According to Lari, four provinces — Khuzestan, Hormozgan, Kermanshah and East Azerbaijan — were currently “red”, the highest level on the country’s color-coded risk scale. She added that 2,368 new infections had been confirmed, bringing to 204,952 the total number of cases in the country. There has been skepticism at home and abroad about Iran’s official figures, with concerns the real toll could be much higher. Health ministry spokeswoman Sima Sadat Lari said the 116 deaths reported Sunday had brought the country’s overall COVID-19 toll to 9,623.Health Minister Said Namaki however denied that the country was facing a second wave of the respiratory illness and said “the peak of the disease has not passed”. “Even in provinces where we think the first coronavirus wave is behind us, we have not yet fully experienced the first wave,” he was quoted as saying by semi-official news agency ISNA. Iranian authorities have not imposed a mandatory lockdown on the population but closed schools, cancelled public events and banned movement between the country’s 31 provinces in March, before gradually easing restrictions starting in April.
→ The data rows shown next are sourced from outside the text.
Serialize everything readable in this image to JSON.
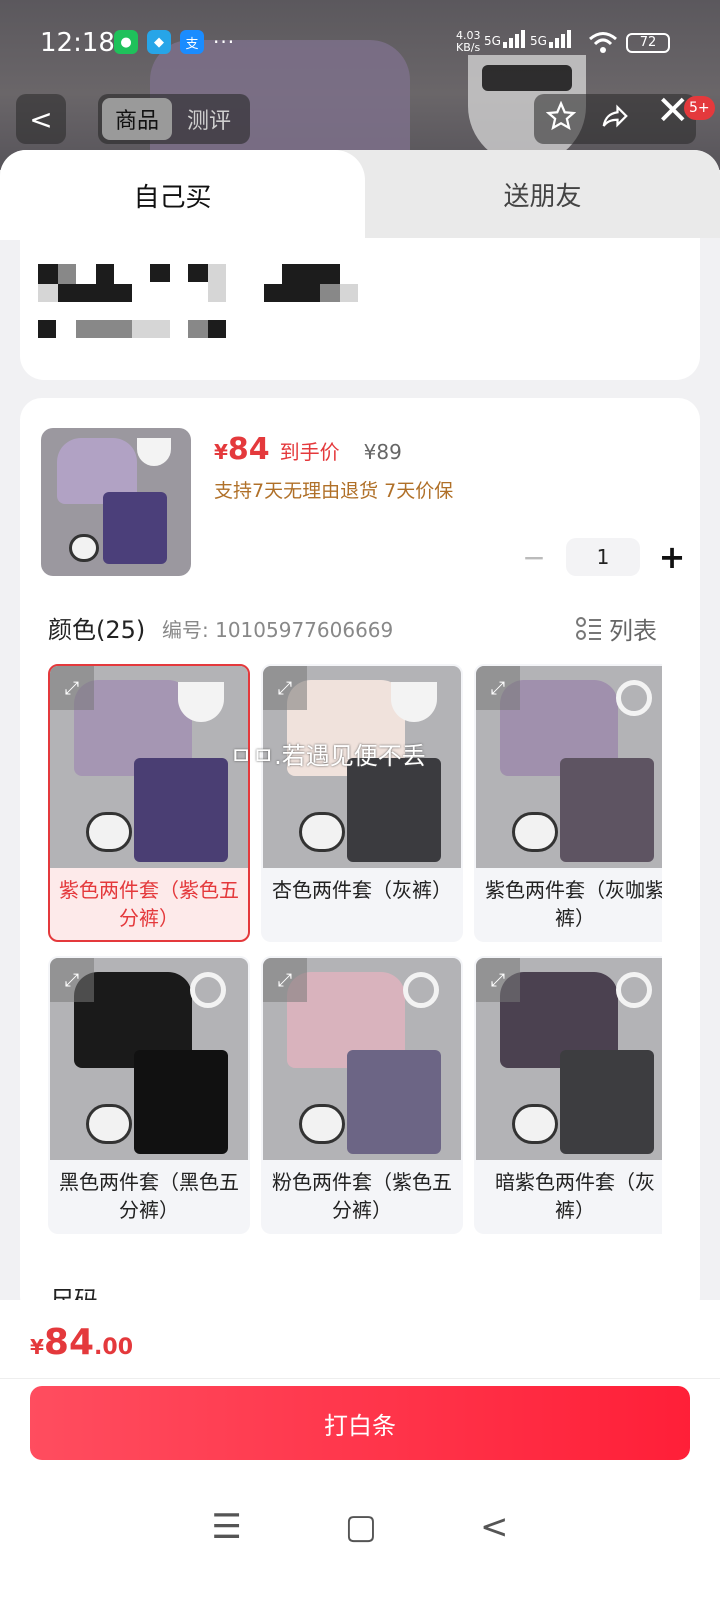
{
  "status_bar": {
    "time": "12:18",
    "more": "···",
    "speed": "4.03 KB/s",
    "net1": "5G",
    "net2": "5G",
    "sim": "6",
    "battery": "72"
  },
  "top_nav": {
    "back": "<",
    "tab_active": "商品",
    "tab_inactive": "测评",
    "msg_badge": "5+",
    "close": "✕"
  },
  "purchase_tabs": {
    "self": "自己买",
    "gift": "送朋友"
  },
  "product": {
    "price_symbol": "¥",
    "price": "84",
    "price_label": "到手价",
    "original_price": "¥89",
    "promo": "支持7天无理由退货 7天价保",
    "quantity": "1",
    "minus": "−",
    "plus": "+"
  },
  "color_section": {
    "title": "颜色(25)",
    "sku": "编号: 10105977606669",
    "list_label": "列表"
  },
  "overlay_text": "ㅁㅁ.若遇见便不丢",
  "variants": [
    {
      "caption": "紫色两件套（紫色五分裤）",
      "selected": true,
      "tee": "#a596b3",
      "pants": "#4a3e73",
      "acc": "visor"
    },
    {
      "caption": "杏色两件套（灰裤）",
      "selected": false,
      "tee": "#f0e2dc",
      "pants": "#3b3b3f",
      "acc": "visor"
    },
    {
      "caption": "紫色两件套（灰咖紫裤）",
      "selected": false,
      "tee": "#a090ad",
      "pants": "#5e5462",
      "acc": "headphones"
    },
    {
      "caption": "黑色两件套（黑色五分裤）",
      "selected": false,
      "tee": "#1a1a1a",
      "pants": "#111111",
      "acc": "headphones"
    },
    {
      "caption": "粉色两件套（紫色五分裤）",
      "selected": false,
      "tee": "#d9b3bd",
      "pants": "#6c6585",
      "acc": "headphones"
    },
    {
      "caption": "暗紫色两件套（灰裤）",
      "selected": false,
      "tee": "#4b4150",
      "pants": "#3d3d40",
      "acc": "headphones"
    }
  ],
  "size_section": {
    "title": "尺码"
  },
  "footer": {
    "symbol": "¥",
    "price_int": "84",
    "price_dec": ".00",
    "button": "打白条"
  },
  "system_nav": {
    "menu": "☰",
    "home": "▢",
    "back": "<"
  }
}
Topics : Iranian health authorities reported over 100 new deaths from the novel coronavirus Sunday for the third day running, stressing that the outbreak had not yet peaked in the hard-hit country.Iran reported its first coronavirus cases on February 19 and has since struggled to contain the outbreak, the deadliest in the Middle East.The Islamic republic recorded its lowest single-day death toll in early May, before seeing a new rise in cases in recent weeks.